(spherical particles of similar size)

Alternative Plate Height Equation:

The Knox Equation
Used to compare column efficiencies
Makes use of so-called reduced parameters
(dimensionless quantities):
Reduced plate height: h = H/dp
Reduced velocity: v = udp/Dm

h = a

+ c

The Knox Equation (cont.)

For well-packed columns of varying particle
size and differing conditions, the
coefficients a, b and c will be roughly
constant: e.g. a =1, b = 2, and c = 0.05 for
porous particles.

Modification of the van Deemter

Equation: the Giddings Equation
Giddings realized that the eddy diffusion and
resistance to mass transfer in the mobile phase
must be treated dependently:
5

i =1

1 + 1
A
C1u

H =

B
+ + C s u + Cm u + H e
u

The Giddings Equation

cb d p2

C1 =
D
m

cb a proportionality constant; cb 1

The five possible mechanisms of band

Through channels between particles
Through particles
Resulting from uneven flow channels
Between inhomogeneous regions
Throughout the entire column length

Factors Affecting Resolution

A more usable expression for resolution is

1
Rs =
4

1 k '

k '+1

N req

= 16 R

1
2
s

k 2' + 1
'
k2

Required Plate Number

If k2 and are known, the required number of
plates can be calculated:

N req

= 16 R

1
2
s

k + 1
'
k2
'
2

Required Column Length

The Nreq parameter can be used to determine the
length of column necessary for a separation. We
know that N = L/H; thus
Lreq

= 16 R H

1
2
s

k +1
'
k2
'
2

Minimum Analysis Time

The minimum analysis time tmin is

t min

H
= 16 R
u
2
s

k +1

' 2

k2
'
2

( )

The Major Objective in

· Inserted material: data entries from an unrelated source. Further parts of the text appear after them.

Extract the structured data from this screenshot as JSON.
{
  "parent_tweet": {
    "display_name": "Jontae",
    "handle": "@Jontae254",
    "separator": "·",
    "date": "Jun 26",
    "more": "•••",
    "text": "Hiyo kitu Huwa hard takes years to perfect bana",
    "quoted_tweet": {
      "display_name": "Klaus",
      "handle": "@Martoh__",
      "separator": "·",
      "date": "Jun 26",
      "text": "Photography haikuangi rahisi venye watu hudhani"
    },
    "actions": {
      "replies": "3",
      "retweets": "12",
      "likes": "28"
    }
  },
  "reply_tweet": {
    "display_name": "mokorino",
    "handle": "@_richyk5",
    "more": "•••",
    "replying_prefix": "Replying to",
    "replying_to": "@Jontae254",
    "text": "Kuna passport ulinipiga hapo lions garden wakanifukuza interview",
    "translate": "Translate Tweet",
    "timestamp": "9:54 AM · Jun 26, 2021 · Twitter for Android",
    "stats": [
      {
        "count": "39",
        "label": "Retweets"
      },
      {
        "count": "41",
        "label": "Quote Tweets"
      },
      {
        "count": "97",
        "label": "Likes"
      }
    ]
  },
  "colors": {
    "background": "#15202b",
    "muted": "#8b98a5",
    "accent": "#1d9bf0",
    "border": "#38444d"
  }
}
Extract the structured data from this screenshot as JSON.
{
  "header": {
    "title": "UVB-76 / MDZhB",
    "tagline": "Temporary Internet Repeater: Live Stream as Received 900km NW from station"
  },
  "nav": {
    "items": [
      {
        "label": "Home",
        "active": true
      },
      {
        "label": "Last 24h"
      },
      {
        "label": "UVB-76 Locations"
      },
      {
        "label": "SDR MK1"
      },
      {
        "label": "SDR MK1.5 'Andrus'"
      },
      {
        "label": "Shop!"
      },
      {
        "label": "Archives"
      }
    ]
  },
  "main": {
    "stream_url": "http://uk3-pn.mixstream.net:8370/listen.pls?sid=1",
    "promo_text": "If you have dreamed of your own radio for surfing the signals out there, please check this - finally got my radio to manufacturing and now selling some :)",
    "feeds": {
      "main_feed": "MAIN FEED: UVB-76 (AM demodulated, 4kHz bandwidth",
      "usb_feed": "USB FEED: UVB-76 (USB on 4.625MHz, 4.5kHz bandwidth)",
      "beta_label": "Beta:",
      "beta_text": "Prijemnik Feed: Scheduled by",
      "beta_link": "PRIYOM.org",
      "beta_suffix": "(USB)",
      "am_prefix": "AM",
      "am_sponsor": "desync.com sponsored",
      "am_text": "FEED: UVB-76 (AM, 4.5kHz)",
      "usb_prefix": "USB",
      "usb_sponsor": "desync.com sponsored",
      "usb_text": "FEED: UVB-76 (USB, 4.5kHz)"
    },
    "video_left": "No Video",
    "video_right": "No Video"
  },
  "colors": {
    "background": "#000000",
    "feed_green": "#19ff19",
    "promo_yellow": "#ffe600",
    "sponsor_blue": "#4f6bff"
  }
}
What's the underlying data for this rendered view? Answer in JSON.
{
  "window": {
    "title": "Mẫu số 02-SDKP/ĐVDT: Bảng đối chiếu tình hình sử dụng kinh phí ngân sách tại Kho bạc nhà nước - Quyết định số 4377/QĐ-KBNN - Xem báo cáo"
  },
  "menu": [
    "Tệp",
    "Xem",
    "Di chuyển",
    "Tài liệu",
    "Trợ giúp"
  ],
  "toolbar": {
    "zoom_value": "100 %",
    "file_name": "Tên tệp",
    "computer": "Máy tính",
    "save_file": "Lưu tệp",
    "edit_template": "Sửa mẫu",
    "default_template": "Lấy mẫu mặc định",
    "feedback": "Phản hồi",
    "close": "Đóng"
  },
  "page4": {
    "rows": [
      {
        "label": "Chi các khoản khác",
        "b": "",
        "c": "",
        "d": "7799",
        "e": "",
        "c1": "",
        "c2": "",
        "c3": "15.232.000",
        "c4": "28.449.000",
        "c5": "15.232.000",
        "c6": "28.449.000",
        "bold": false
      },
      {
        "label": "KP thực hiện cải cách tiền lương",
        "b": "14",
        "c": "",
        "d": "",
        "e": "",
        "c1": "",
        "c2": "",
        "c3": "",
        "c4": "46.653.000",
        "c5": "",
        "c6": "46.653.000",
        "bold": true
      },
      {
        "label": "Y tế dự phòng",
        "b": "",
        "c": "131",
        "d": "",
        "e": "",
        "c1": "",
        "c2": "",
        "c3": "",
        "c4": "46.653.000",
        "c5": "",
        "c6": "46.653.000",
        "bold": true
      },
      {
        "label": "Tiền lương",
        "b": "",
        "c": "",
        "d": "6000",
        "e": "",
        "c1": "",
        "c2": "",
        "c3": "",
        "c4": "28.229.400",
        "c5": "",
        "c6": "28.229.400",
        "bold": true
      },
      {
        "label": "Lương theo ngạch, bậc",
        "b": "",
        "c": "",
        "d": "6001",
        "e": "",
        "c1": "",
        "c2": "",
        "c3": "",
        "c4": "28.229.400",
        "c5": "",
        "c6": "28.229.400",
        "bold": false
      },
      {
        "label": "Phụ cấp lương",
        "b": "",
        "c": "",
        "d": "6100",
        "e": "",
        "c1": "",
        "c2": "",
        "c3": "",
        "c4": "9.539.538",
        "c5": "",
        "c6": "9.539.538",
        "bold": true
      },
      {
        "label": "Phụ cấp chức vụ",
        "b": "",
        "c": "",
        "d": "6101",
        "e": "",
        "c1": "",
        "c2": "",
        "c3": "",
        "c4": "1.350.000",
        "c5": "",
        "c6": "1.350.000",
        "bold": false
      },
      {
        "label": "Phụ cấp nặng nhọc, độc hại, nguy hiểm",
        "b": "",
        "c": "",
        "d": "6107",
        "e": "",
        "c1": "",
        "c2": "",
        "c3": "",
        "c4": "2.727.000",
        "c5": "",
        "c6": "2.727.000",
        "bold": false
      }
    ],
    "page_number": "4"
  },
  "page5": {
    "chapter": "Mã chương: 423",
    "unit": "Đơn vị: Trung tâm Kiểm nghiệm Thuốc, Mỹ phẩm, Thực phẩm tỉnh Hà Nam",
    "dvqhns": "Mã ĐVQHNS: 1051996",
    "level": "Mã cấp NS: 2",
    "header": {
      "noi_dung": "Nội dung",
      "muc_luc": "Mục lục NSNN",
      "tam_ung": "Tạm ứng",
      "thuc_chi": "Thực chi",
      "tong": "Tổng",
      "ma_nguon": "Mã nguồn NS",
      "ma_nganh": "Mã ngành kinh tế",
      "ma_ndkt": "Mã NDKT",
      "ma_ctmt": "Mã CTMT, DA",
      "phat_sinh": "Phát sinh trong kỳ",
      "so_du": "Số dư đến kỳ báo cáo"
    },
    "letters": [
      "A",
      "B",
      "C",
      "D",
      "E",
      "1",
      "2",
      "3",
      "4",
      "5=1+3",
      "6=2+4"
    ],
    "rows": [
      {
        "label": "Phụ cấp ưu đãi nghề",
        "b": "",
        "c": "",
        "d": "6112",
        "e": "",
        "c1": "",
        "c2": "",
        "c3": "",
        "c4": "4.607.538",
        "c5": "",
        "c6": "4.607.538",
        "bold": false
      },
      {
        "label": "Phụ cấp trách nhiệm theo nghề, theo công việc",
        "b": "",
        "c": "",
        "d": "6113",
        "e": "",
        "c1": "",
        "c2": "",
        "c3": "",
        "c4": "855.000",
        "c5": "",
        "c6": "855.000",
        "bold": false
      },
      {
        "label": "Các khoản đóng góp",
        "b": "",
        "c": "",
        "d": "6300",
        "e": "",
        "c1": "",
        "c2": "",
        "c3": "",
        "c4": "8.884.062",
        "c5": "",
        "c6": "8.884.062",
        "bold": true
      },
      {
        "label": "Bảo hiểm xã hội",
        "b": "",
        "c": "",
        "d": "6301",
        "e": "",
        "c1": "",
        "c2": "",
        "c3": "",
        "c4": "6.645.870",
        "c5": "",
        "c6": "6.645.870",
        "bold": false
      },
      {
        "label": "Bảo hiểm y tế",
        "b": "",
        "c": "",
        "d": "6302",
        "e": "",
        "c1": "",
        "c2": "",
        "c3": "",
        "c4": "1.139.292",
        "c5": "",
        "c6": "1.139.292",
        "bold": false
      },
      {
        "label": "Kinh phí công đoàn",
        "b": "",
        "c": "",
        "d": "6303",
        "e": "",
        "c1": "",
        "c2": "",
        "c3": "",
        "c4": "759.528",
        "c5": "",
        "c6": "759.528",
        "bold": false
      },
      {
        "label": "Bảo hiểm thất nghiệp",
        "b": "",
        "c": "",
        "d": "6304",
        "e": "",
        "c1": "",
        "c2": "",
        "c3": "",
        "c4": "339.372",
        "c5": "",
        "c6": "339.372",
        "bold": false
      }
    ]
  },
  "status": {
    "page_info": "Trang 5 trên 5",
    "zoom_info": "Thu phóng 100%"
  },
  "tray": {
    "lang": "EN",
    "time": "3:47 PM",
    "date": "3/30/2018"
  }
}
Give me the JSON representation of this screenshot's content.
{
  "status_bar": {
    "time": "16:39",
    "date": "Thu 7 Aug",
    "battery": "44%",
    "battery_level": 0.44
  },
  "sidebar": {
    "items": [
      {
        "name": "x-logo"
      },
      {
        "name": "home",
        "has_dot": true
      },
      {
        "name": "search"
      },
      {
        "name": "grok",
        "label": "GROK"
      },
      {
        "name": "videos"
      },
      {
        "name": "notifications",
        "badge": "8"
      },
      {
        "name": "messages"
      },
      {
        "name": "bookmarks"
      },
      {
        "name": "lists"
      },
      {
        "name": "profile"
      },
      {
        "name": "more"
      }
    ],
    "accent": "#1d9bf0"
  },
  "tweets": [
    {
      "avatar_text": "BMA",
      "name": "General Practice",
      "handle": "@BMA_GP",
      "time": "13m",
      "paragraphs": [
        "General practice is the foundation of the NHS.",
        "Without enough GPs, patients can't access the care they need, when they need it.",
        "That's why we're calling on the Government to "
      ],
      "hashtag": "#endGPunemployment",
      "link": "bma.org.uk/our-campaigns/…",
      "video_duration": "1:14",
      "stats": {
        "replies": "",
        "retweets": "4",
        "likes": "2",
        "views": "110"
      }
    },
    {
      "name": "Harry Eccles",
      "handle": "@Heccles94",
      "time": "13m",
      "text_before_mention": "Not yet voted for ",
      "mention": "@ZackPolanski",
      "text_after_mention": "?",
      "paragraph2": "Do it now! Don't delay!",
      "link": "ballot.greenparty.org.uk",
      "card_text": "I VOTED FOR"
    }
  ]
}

Chromatography
The goal in chromatography is the highest
possible resolution in the shortest possible
time. Optimization techniques aim at
choosing conditions that lead to a desired
degree of resolution with a minimum
expenditure of time

Optimization Techniques
Minimizing plate height:

Reducing dp
Reducing column diameter
Changing column temperature
Reducing the thickness of the liquid film
Optimizing the flow rate of the mobile phase

Optimization Techniques (cont.)

Resolution also improves with L, but it
expensive in terms of time of analysis
Variation in the selectivity factor:
Changing the composition of the mobile phase
(in HPLC)
Changing the column temperature
Changing the stationary phase
Using special chemical effects

Effect of Capacity Factor on

Resolution and Elution Time
Increases in k enhance resolution but at the
expense of elution time
The optimum k values are from 1 to 5
The easiest way to improve Rs is by
optimizing k
In GC, k can be improved by temperature
programming
In LC, k is improved by gradient elution

Columns

Compared with packed columns, open

tubular columns can provide:
Higher resolution
Shorter analysis time
Increased sensitivity
Lower sample capacity

Columns (cont.)
Compared with packed columns, open
tubular columns allow
Increased linear flow rate or a longer
column or both
Decreased plate height, which means higher
resolution

Bandshapes